The Slatest

Trump’s New “No, Hillary Is the Bigot” Counterattack Won’t Work for So Many Reasons

Donald Trump speaks to supporters at a rally on Aug. 18 at the Charlotte Convention Center in North Carolina.

Brian Blanco/Getty Images

On Thursday, Hillary Clinton delivered a rather devastating critique of Donald Trump and his ties to the ethno-nationalist movement that calls itself the alt-right. She stopped short of specifically labeling Trump a bigot or racist, but she nonetheless reminded voters of the many, many, many times the GOP nominee has said or done bigoted or racist things. Taken together, the picture Clinton painted was of a paranoid race-baiter who, in her words, is “taking hate groups mainstream” with his “steady stream of bigotry.”

Trump’s response? I know you are, but what am I?

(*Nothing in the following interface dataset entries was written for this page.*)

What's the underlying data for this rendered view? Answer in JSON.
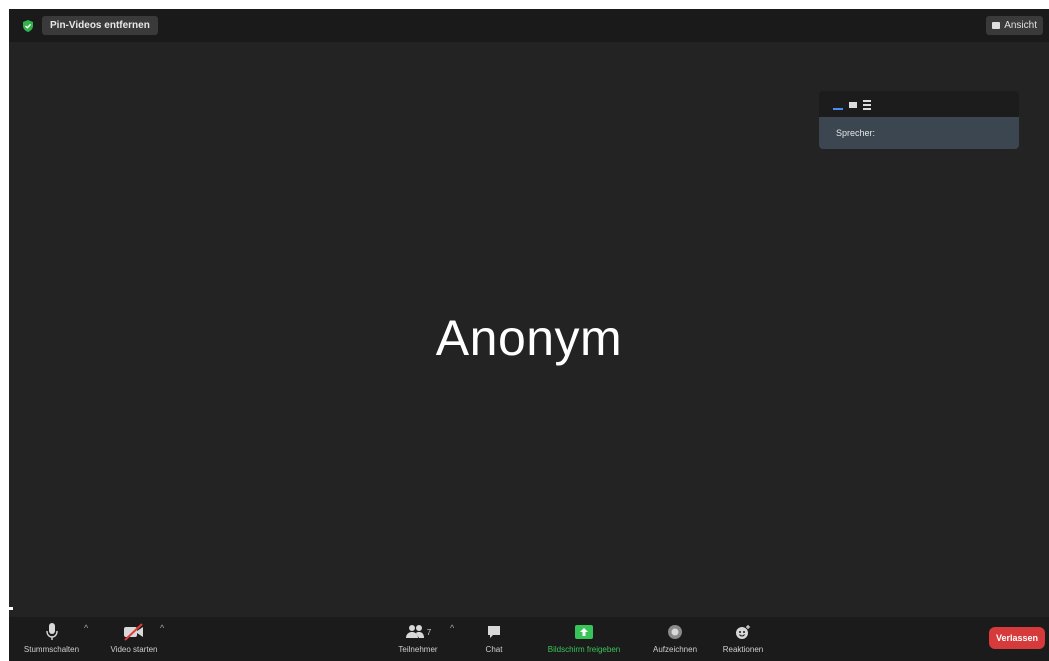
{
  "topbar": {
    "pin_label": "Pin-Videos entfernen",
    "view_label": "Ansicht"
  },
  "main": {
    "speaker_name": "Anonym"
  },
  "view_panel": {
    "option_label": "Sprecher:"
  },
  "toolbar": {
    "mute_label": "Stummschalten",
    "video_label": "Video starten",
    "participants_label": "Teilnehmer",
    "participants_count": "7",
    "chat_label": "Chat",
    "share_label": "Bildschirm freigeben",
    "record_label": "Aufzeichnen",
    "reactions_label": "Reaktionen",
    "leave_label": "Verlassen"
  },
  "colors": {
    "background": "#232323",
    "share_green": "#39c45a",
    "leave_red": "#d63a3a",
    "panel_highlight": "#3b4650"
  }
}
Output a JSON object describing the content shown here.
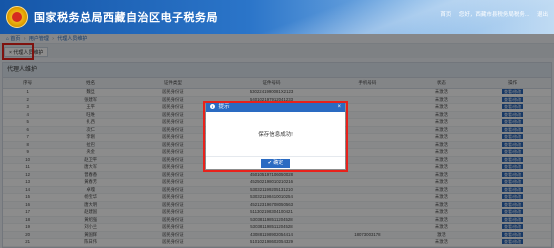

The GOP nominee, who had pre-emptively called Clinton a “bigot who sees people of color only as votes” at a Mississippi rally the day before, repeated that charge on Thursday. “She is a bigot because you look at what’s happening to the inner cities, you look at what’s happening to African Americans and Hispanics in this country where she talks all of the time,” Trump told CNN’s Anderson Cooper. Pressed further on whether he thinks his rival is “personally” bigoted, Trump replied: “Well, she is, of course she is. Her policies—they’re her policies, she comes out with the policies and others that believe like she does also. … This is over the years, a long time. She’s totally bigoted, there’s no question about that.”

Then, on Friday, the GOP nominee unveiled this low-budget attack ad on Instagram via a tweet declaring [sic]: “The Clinton’s are the real predators…”:

The ad seeks to remind voters that Hillary used the term “super predators” while advocating for the 1994 crime bill her husband signed into law (Bernie Sanders also sought to attack Clinton this way during the primaries, a moment to which this ad calls back). The term, a reference to a since-debunked crime theory, played to racist white fears of monstrous black youth. Clinton has since said she regrets using the term, but the fact it was so readily deployed in support of criminal justice reform remains relevant to any contemporary conversation about race and policing. (As does the 1994 law itself, which as Slate’s Jamelle Bouie has explained, involved a “complicated story of fear, racism, good intentions, and cynical political maneuvering.”)

But the fact this is the first item Trump is pointing to in order to make his Hillary’s the real racist argument is telling. After all, the law-and-order rhetoric that was the centerpiece of his Republican National Convention address and is a key component of his campaign sounds an awful lot like an endorsement of the aggressive policing and incarceration policies that formed that 1994 law. And the valid point he’s implicitly, if unintentionally, making here—that racially charged language has no place in a conversation about crime—runs counter to his own Us vs. Them campaign rhetoric.

Another flaw in the ad is that Trump’s intended audience for this attack would appear to be the left, but it’s hard to imagine him making up any ground there given a liberal voter who is unhappy with the Clintons’ tough-on-crime approach two decades ago is likely to be even more troubled by Trump’s tough-on-crime promises today. Meanwhile, the people Clinton’s big alt-right speech was designed to appeal to—white moderate Republicans—seem incredibly unlikely to be moved by the idea that Clinton is a racist for using the term “super predators,” particularly when confronted with far less nuanced images and sound bites of the flock of bigots who have descended around the Trump campaign. And there’s also this: Clinton has admitted she was wrong for using the term super predator, something Trump has notably refused to do for any of the horrible things he’s said—and continues to say—about blacks, Hispanics, and Muslims.

Trump, then, is explicitly calling Clinton a bigot without offering much proof that she is. Clinton, meanwhile, is offering up a wealth of evidence but leaving it to the voters to draw the obvious conclusion about Trump for themselves.

Read more Slate coverage of the 2016 campaign.